Noble’s Hospital has a comprehensive policy on managing violence and aggression, according to a spokesman for the health service.
He was commenting after the Manx Independent reported last week that some staff at the hospital feared for their safety when dealing with violent and intoxicated patients on night time A and E shifts.
We spoke to one member of staff who said that violence had got worse in recent years.
But a Department of Health spokesman this week told the Independent: ‘Noble’s Hospital has one of the lowest rates of violence against staff when compared to acute hospitals in England, with 16 cases of physical assault recorded between April 2012 and March 2013, three of which were in A and E.
‘Twelve of these were caused by elderly patients outside A and E who were either confused or suffer from dementia.
‘The figures would place Noble’s Hospital amongst the 16 safest acute hospitals in England in terms of assaults on staff, out of a total of 161.’
The comments followed a recent court case which saw a young man sentenced to six months’ imprisonment after becoming violent and attacking staff in the hospital’s A and E department.
He had been experiencing hallucinations while under the influence of drugs.
A statement from the Department of Health said the hospital was equipped with security cameras and staff were trained to deal with aggressive patients, with porters on call round the clock if staff needed emergency help.
One criticism, that porters were not based actually in the A and E department, was being discussed, and the practicalities of doing this were under consideration.
Staff have personal panic alarms but panic buttons are in the process of being installed in the department.
The statement continues: ‘There are some A and E departments in the UK which have police stationed within the department.
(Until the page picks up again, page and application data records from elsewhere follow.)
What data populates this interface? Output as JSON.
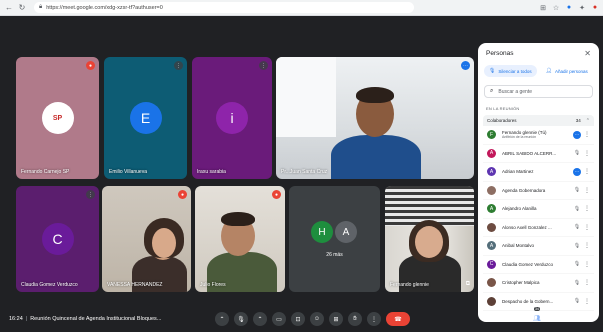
{
  "browser": {
    "url": "https://meet.google.com/xdg-xzsr-tf?authuser=0",
    "icons": {
      "back": "arrow-left-icon",
      "reload": "reload-icon",
      "lock": "lock-icon"
    }
  },
  "tiles": [
    {
      "name": "Fernando Carnejo SP",
      "avatar_text": "SP",
      "bg": "#b07a8a",
      "avatar_bg": "#ffffff",
      "avatar_fg": "#c62828",
      "muted": true
    },
    {
      "name": "Emilio Villanueva",
      "avatar_text": "E",
      "bg": "#0d5c74",
      "avatar_bg": "#1a73e8",
      "muted": false
    },
    {
      "name": "Iraxu sarabia",
      "avatar_text": "i",
      "bg": "#6a1b7a",
      "avatar_bg": "#8e24aa",
      "muted": false
    },
    {
      "name": "Pr...Juan Santa Cruz",
      "muted": false
    },
    {
      "name": "Claudia Gomez Verduzco",
      "avatar_text": "C",
      "bg": "#5b1e6e",
      "avatar_bg": "#6a1b9a",
      "muted": false
    },
    {
      "name": "VANESSA HERNANDEZ",
      "muted": true
    },
    {
      "name": "Julio Flores",
      "muted": true
    },
    {
      "more_count": "26 más",
      "initials": [
        "H",
        "A"
      ]
    },
    {
      "name": "Fernando glennie",
      "muted": false
    }
  ],
  "panel": {
    "title": "Personas",
    "silence_all": "Silenciar a todos",
    "add_people": "Añadir personas",
    "search_placeholder": "Buscar a gente",
    "section_label": "EN LA REUNIÓN",
    "group_label": "Colaboradores",
    "group_count": "34",
    "participants": [
      {
        "name": "Fernando glennie (Tú)",
        "sub": "Anfitrión de la reunión",
        "avatar_bg": "#2e7d32",
        "initial": "F",
        "state": "speaking"
      },
      {
        "name": "ABRIL SABIDO ALCERR...",
        "avatar_bg": "#c2185b",
        "initial": "A",
        "state": "muted"
      },
      {
        "name": "Adrian Martinez",
        "avatar_bg": "#5e35b1",
        "initial": "A",
        "state": "speaking"
      },
      {
        "name": "Agenda Gobernadora",
        "avatar_bg": "#8d6e63",
        "initial": "",
        "state": "muted"
      },
      {
        "name": "Alejandro Alanilla",
        "avatar_bg": "#2e7d32",
        "initial": "A",
        "state": "muted"
      },
      {
        "name": "Alonso Axell Gonzalez ...",
        "avatar_bg": "#6d4c41",
        "initial": "",
        "state": "muted"
      },
      {
        "name": "Anibal Montalvo",
        "avatar_bg": "#546e7a",
        "initial": "A",
        "state": "muted"
      },
      {
        "name": "Claudia Gomez Verduzco",
        "avatar_bg": "#6a1b9a",
        "initial": "C",
        "state": "muted"
      },
      {
        "name": "Cristopher Malpica",
        "avatar_bg": "#795548",
        "initial": "",
        "state": "muted"
      },
      {
        "name": "Despacho de la Gobern...",
        "avatar_bg": "#5d4037",
        "initial": "",
        "state": "muted"
      }
    ]
  },
  "bottom": {
    "time": "16:24",
    "meeting_title": "Reunión Quincenal de Agenda Institucional Bloques...",
    "people_badge": "34"
  }
}
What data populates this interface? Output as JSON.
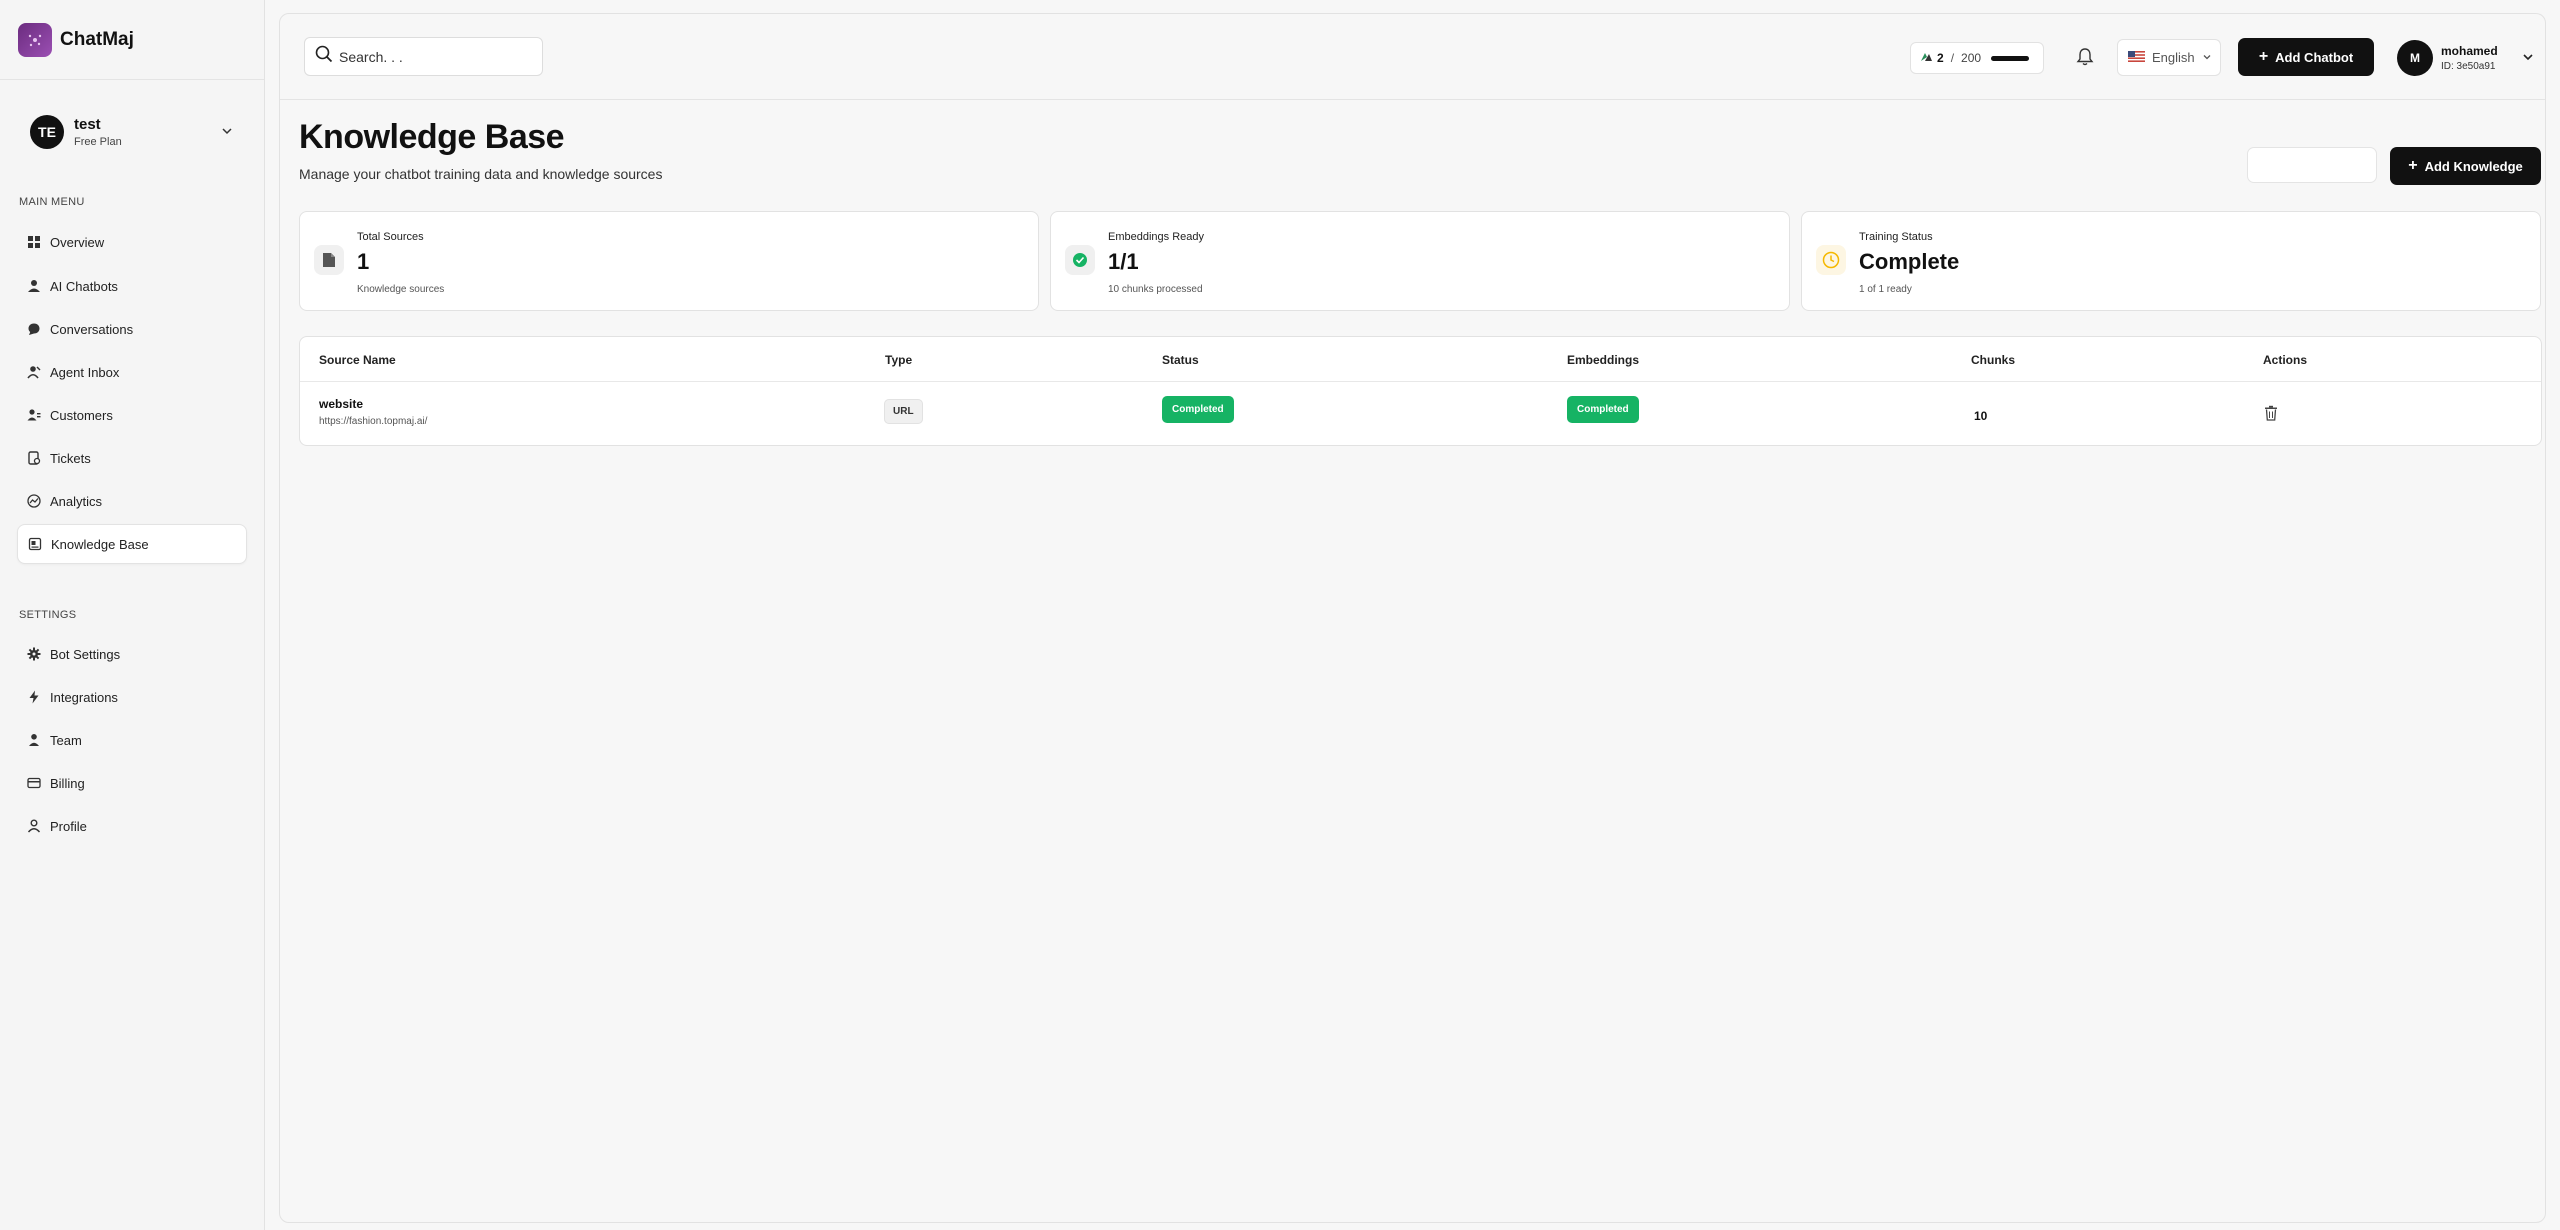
{
  "brand": {
    "name": "ChatMaj",
    "logo_icon": "chatmaj-logo"
  },
  "workspace": {
    "initials": "TE",
    "name": "test",
    "plan": "Free Plan"
  },
  "sidebar": {
    "main_menu_label": "MAIN MENU",
    "main_items": [
      {
        "label": "Overview",
        "icon": "grid-icon"
      },
      {
        "label": "AI Chatbots",
        "icon": "user-icon"
      },
      {
        "label": "Conversations",
        "icon": "chat-bubble-icon"
      },
      {
        "label": "Agent Inbox",
        "icon": "agent-icon"
      },
      {
        "label": "Customers",
        "icon": "users-icon"
      },
      {
        "label": "Tickets",
        "icon": "ticket-icon"
      },
      {
        "label": "Analytics",
        "icon": "analytics-icon"
      },
      {
        "label": "Knowledge Base",
        "icon": "book-icon",
        "active": true
      }
    ],
    "settings_label": "SETTINGS",
    "settings_items": [
      {
        "label": "Bot Settings",
        "icon": "gear-icon"
      },
      {
        "label": "Integrations",
        "icon": "bolt-icon"
      },
      {
        "label": "Team",
        "icon": "team-icon"
      },
      {
        "label": "Billing",
        "icon": "card-icon"
      },
      {
        "label": "Profile",
        "icon": "profile-icon"
      }
    ]
  },
  "header": {
    "search_placeholder": "Search. . .",
    "credits": {
      "used": "2",
      "separator": "/",
      "total": "200",
      "usage_fraction": 0.99
    },
    "language": "English",
    "add_chatbot_label": "Add Chatbot",
    "user": {
      "initial": "M",
      "name": "mohamed",
      "id": "ID: 3e50a91"
    }
  },
  "page": {
    "title": "Knowledge Base",
    "subtitle": "Manage your chatbot training data and knowledge sources",
    "add_knowledge_label": "Add Knowledge"
  },
  "stats": [
    {
      "label": "Total Sources",
      "value": "1",
      "foot": "Knowledge sources",
      "icon": "document-icon"
    },
    {
      "label": "Embeddings Ready",
      "value": "1/1",
      "foot": "10 chunks processed",
      "icon": "check-circle-icon"
    },
    {
      "label": "Training Status",
      "value": "Complete",
      "foot": "1 of 1 ready",
      "icon": "clock-icon"
    }
  ],
  "table": {
    "columns": [
      "Source Name",
      "Type",
      "Status",
      "Embeddings",
      "Chunks",
      "Actions"
    ],
    "rows": [
      {
        "name": "website",
        "url": "https://fashion.topmaj.ai/",
        "type": "URL",
        "status": "Completed",
        "embeddings": "Completed",
        "chunks": "10"
      }
    ]
  },
  "colors": {
    "accent_dark": "#111111",
    "success": "#16b364",
    "brand_purple": "#7b3592",
    "clock": "#f5b800"
  }
}
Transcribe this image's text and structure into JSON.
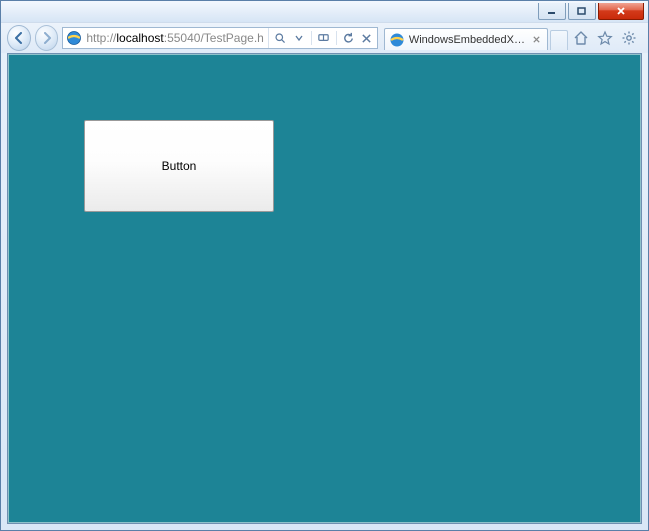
{
  "window": {
    "controls": {
      "minimize": "minimize",
      "maximize": "restore",
      "close": "close"
    }
  },
  "nav": {
    "url_display": "http://localhost:55040/TestPage.h",
    "url_host": "localhost"
  },
  "tab": {
    "title": "WindowsEmbeddedX…"
  },
  "page": {
    "bg_color": "#1d8496",
    "button_label": "Button"
  }
}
However, these are in areas where the levels of violence are much worse than in the Isle of Man, where it can actally be cost effective.
‘Of the people attending Noble’s Hospital, it is still fortunately a very small percentage of people that cause problems. The department and Noble’s Hospital management are not complacent and are continuously reviewing how aggressive and violent incidents are dealt with.’
An upgrade is to be considered for the hospital’s CCTV equipment, which would give a clearer view and would help in any court proceedings.
The hospital has already responded to the recent attack on A and E staff by issuing them with personal panic alarms, requesting panic buttons to be installed in A and E, providing extra staff training and reviewing its policy and procedures. Staff trainers have also recently visited Broadmoor High Security Training Centre in the UK to update their knowledge.
Dudley Butt, MLC, a political member of the Department of Health, said of the 32,915 A and E patients dealt with in the year ending March 2013, most were polite and appreciative, but he said the violence and abuse by a minority would simply not be tolerated.
He said: ‘The department takes the safety of staff extremely seriously and endeavours to ensure a safe working environment. There is a zero tolerance approach to violence and aggression against staff and where assaults do occur we work with the police to prosecute individuals where necessary. Even just one physical assault is one too many and we take the concerns of staff extremely seriously and work closely with unions on staff safety.’
There are posters in the hospital advising patients on acceptable behaviour. Staff are fully trained in techniques to deal with situations of aggression.
The department says the hospital’s portering and security team is on hand 24 hours a day and staff have been fully and professionally trained in control and restraint techniques to UK Home Office standards. The hospital also has a close working relationship with the police in dealing with incidents of assault and aggressive behaviour.
Mr Butt continued: ‘It is important that this incident is placed in context. While wholly unacceptable behaviour, we can be grateful that incidents of physical assault on hospital staff are rare. In fact Noble’s Hospital has one of the lowest rates for staff assaults when compared to other acute hospitals in England.
‘But we are not being complacent and additional measures to improve safety for staff, in A&E in particular, have already been put in place, with more to follow.
‘Patients who are violent are often intoxicated from the use of alcohol or drugs, and this is the root cause of their violent behaviour. It is not that people are purposefully presenting at A&E with the intention of causing trouble. That said, anyone attending A&E needs to remember that they are responsible for their own behaviour and that being intoxicated is no excuse for violence.
‘The vast majority of patients attending A&E for treatment – 32,915 between April 2012 and March 2013 – are polite, courteous and deeply appreciative of the assistance and care our staff provide.
‘The message is clear – unacceptable behaviour ranging from verbal abuse, to threatening behaviour, to actual physical assault will simply not be tolerated.’